Parent- teacher conferences are quickly approaching this fall semester, and it’s time to organize student data and classwork to share with the parents. I enjoy conferencing with parents as it provides me with quality time to spend with the number one experts in my students’ lives. Although I ensure that I meet with every single parent/guardian of my students during conferences, I feel that teachers should be given more time for that 2-way communication throughout the school year. Communication is a vital aspect of the teaching profession, but it has become an invisible component of the success of a teacher.
Communication with parents is so important to the success of our students. I love the saying, “Together we can make a difference.” The most powerful message to students that we care and hold high expectations for them is through the positive teamwork of teachers and parents. But, it’s the 21st Century; although the century of communication and collaboration, it’s also the century of working parents, daycare, and inconsistent family routines. How often do you work tirelessly on an informative, interesting parent newsletter about the current and upcoming events in your classroom, just to receive a note later in the week, asking for information about what you just wrote about?? How often do you find a year’s worth of newsletters stuffed in a student’s backpack??
So it’s time for more personal forms of communication. Thinking back on previous encounters with parents, I will say the most interesting meetings that impacted my students occurred in personal settings: the emergency room at the local hospital, Little League games, local parks, and coffee shops. Meeting with the parents on their “turf” helps keep our communication lively, honest, and meaningful. Being politically correct is not as important as just sharing funny anecdotes about their child. Building bridges with parents in a personal setting can lead to a lifetime friendship that will impact their children for decades.
As teachers, communicating efficiently with parents is easier to achieve through our technology. My favorite form of immediate communication with parents is through texting (with their permission first). Cell phones are making it easier to talk with parents without playing phone tag with an answering machine. (Gone are the days when Mom hits the button on the answering machine and you cringe upon hearing your teacher’s voice…) I love having a classroom blog, which keeps the parents informed about the class projects and events with student-produced articles, photographs, and video clips. The school’s website provides me with a page to keep the parents informed about upcoming events and curriculum. I also use e-mail blasts to electronically send information to all the parents of the classroom. What are other forms of efficient communication do you use with your parents?
Being proactive and positive as we communicate with parents throughout the school year will maintain a trusting relationship that will build up the students’ self-esteem and maintain a positive attitude toward school.
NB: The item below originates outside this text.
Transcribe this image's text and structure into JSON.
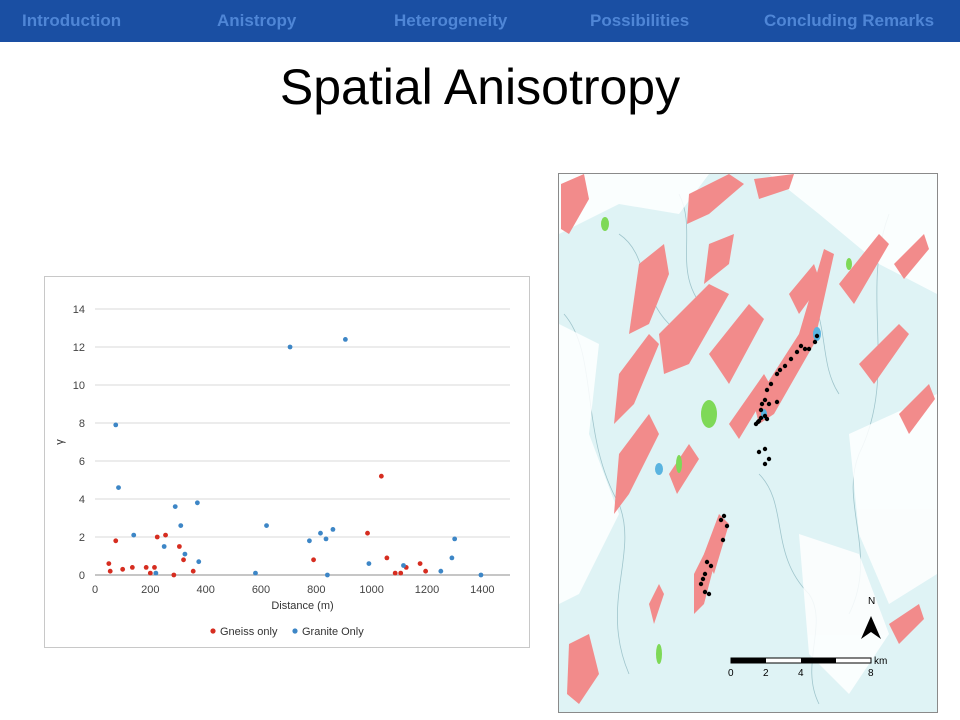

The voice of a teacher can get lost in a backpack through written notes and/or newsletters. We need to remember to make the invisible communication visible through creativity, collaboration, and technology.